Persistent dryness in the coffee belt region of Brazil has provoked serious concerns over the fragile blossoming stage of coffee production. This crucial step may be adversely affected if the much needed follow-up rains fail to fall and provide the moisture that is key for ensuring the proper development of the flowers that set and form the cherries for next year’s harvest.
Thus, coffee growers in Brazil are holding off on their crop sales in expectation of higher prices ahead, despite forecasts for rain for the drought-hit plantations. These expectations keep futures tumbling. The reluctance to sell, despite prices which this month hit a two-year high of 225.50 cents a pound for New York-traded arabica coffee futures, reflects expectations of further appreciation to come.
According to research institute Cepea, producers in the Zona de Mata Mineira, in the south east of Minas Gerais, Brazil’s top coffee growing state, and in Maogiana have sold less than 20% of this year’s coffee harvest. While growers in some other regions have sold a much higher proportion–for instance, farmers in north western Parana have priced 60% of their crop–a significantly smaller harvest may be ahead.
Further, According to the official Conab crop bureau, Parana’s coffee production, strictly arabica beans, has fallen steeply due to frost in the previous year as well as a lack of needed moisture, tumbling 69% to 510 million bags. Zona de Mata output fell by 36% to 3.02 million bags.
Growers are playing it safe, despite promise of rains.
Meteorologists forecast that rains in Minas Gerais should spread more widely over the coffee-growing regions in the coming weeks.
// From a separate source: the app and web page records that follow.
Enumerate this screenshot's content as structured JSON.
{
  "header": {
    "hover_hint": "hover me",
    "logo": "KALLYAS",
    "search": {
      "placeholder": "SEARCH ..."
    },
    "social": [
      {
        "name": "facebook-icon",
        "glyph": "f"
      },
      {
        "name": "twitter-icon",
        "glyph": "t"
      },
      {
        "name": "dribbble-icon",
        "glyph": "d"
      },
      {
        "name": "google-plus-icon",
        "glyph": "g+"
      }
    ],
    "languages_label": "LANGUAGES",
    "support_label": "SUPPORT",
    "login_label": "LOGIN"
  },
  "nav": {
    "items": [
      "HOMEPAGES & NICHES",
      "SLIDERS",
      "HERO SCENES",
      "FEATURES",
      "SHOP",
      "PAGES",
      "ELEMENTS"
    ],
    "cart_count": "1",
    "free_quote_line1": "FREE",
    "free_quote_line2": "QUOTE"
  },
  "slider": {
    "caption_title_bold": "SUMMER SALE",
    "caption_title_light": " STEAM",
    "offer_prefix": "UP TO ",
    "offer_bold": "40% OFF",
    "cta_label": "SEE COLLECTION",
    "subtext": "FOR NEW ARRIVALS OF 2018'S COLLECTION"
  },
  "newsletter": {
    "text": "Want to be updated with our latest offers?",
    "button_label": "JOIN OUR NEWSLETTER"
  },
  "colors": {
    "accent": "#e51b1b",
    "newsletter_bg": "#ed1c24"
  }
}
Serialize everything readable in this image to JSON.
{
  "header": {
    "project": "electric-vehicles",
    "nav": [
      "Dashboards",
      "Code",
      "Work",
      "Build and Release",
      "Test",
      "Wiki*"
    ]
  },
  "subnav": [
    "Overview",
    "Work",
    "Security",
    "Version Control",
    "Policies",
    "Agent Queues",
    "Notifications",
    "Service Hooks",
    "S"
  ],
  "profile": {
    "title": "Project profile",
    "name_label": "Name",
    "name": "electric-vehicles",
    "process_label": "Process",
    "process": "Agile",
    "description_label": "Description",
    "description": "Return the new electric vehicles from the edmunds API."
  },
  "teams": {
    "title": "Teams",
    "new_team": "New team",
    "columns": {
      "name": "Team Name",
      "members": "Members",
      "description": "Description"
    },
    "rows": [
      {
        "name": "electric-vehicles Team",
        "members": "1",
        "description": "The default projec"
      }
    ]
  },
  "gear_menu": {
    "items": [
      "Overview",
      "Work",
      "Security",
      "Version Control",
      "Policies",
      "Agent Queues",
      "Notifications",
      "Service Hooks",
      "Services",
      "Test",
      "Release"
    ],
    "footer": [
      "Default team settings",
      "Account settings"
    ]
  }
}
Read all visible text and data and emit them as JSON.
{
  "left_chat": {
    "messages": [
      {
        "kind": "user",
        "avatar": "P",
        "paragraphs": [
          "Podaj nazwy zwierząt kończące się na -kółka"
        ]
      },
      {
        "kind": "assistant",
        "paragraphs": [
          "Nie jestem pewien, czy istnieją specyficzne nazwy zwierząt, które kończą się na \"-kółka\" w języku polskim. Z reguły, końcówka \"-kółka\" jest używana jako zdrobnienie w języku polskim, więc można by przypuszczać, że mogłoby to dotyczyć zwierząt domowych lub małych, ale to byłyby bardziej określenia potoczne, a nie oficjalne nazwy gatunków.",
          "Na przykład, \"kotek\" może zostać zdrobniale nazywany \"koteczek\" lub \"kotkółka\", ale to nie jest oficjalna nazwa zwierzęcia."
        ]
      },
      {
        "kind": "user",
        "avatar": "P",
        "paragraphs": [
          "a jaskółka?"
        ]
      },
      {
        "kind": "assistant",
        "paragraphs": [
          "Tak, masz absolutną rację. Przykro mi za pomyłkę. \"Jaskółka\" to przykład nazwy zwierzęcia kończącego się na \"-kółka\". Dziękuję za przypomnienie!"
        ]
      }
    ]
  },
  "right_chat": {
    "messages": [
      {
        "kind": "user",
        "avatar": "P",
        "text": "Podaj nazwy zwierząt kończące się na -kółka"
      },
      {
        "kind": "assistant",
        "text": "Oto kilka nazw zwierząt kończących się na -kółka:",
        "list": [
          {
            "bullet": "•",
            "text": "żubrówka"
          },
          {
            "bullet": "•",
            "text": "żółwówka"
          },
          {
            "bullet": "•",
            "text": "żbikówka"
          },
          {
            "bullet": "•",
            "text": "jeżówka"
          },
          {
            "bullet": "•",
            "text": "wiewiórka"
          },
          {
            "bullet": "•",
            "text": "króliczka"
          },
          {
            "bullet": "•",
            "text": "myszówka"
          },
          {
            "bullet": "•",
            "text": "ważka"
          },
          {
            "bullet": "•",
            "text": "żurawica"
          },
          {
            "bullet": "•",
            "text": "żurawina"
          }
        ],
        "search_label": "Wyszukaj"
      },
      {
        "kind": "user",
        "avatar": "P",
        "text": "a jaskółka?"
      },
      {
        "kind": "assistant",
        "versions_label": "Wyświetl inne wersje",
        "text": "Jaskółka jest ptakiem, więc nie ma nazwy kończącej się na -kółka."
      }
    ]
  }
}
But even though the rains are beginning to return and are expected to continue, the moisture that will hopefully bring some crops back to life is likely not adequate to salvage all the losses.
That being said, some producers in southern areas in Minas Gerais are already estimating a 30% production loss for 2015.